Drug take-back programs allow individuals to bring their unused or expired medications to a central location for proper disposal, and are the preferred method of disposal. The DEA works with state and local law enforcement agencies to host National Prescription Drug Take-Back Days. The purpose of this is to provide a safe and responsible system to dispose of medications, while also providing education about the potential for abuse of medications.
There are also multiple DEA-authorized collectors where you can bring in your medications to be disposed any day during their respective business hours. Some authorized collection sites may also offer mail-back programs or collection drop-boxes.
To find a location near you, call the DEA Office of Diversion Control at (800) 882-9539 or visit the DEA Diversion Control Division website
If no disposal instructions are given on the medication label and no take-back programs are available in your area, medications may be thrown in the household trash by following three simple steps.
Before throwing out the empty medication bottle/packaging, be sure to scratch out all identifying information on the medication label.
Certain medications can be discarded by flushing down the sink or toilet if they cannot be returned through a drug take-back program. Flushing is an acceptable option because accidental ingestion of these dangerous medications can be harmful to children or pets.
A complete and up-to-date list of medications that can be flushed is located on the FDA’s website.
Never flush loose needles and other sharps down the toilet or sink and do not place loose needles and other sharps in any trash can or recycling bin. Used sharps should be placed immediately in a sharps disposal container only.
FDA-cleared sharps containers are available through the Specialty Pharmacy.

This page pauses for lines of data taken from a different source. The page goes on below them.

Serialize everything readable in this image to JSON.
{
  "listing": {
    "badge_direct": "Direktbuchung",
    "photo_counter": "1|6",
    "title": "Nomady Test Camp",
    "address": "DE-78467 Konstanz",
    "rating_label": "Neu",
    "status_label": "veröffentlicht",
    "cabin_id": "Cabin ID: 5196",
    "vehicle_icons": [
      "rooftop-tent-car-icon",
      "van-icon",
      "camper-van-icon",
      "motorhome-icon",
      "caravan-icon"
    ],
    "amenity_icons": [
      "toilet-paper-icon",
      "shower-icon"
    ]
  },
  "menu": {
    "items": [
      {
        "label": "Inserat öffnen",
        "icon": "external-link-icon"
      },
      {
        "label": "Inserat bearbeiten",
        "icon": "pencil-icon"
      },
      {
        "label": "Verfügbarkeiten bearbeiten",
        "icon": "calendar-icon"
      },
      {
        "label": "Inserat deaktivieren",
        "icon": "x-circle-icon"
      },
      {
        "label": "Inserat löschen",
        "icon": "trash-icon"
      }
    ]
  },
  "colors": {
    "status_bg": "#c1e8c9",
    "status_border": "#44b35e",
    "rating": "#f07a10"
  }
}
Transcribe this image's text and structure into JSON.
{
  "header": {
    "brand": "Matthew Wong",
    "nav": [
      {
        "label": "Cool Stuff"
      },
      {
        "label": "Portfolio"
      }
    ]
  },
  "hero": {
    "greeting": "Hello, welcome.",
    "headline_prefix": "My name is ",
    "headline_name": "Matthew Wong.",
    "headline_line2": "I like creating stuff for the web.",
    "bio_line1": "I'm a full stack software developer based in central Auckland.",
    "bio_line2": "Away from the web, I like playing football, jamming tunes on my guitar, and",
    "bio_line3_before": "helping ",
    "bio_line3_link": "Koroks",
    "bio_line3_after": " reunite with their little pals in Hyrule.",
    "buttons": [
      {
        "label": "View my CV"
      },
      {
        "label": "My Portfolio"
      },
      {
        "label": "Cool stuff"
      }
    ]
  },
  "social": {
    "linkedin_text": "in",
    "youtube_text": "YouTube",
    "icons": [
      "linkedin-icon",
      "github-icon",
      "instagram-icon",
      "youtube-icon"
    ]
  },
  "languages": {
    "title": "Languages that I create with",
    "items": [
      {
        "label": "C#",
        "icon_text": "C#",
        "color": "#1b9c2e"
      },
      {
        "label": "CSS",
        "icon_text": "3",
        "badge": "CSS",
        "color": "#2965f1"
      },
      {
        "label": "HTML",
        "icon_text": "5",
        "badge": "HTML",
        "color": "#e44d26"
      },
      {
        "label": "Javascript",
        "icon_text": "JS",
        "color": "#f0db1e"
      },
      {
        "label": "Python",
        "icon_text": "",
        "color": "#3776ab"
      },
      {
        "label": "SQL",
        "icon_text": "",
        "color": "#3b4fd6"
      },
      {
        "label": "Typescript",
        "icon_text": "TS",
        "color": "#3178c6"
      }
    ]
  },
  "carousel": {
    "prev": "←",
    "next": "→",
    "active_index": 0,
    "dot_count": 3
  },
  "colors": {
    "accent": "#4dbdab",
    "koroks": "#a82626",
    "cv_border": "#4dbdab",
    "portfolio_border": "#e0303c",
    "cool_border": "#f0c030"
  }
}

If you are unable to obtain an FDA-cleared container, a heavy-duty plastic container, such as a laundry detergent or bleach bottle, can be used as an alternative. Be sure to label the container appropriately. Always keep the sharps container out of the reach of children and pets.
The Texas Commission on Environmental Quality provides the following guidelines for when a sharps container is full:
To find out how to dispose of full sharps containers in a different state call (800) 643-1643 or visit www.safeneedledisposal.org.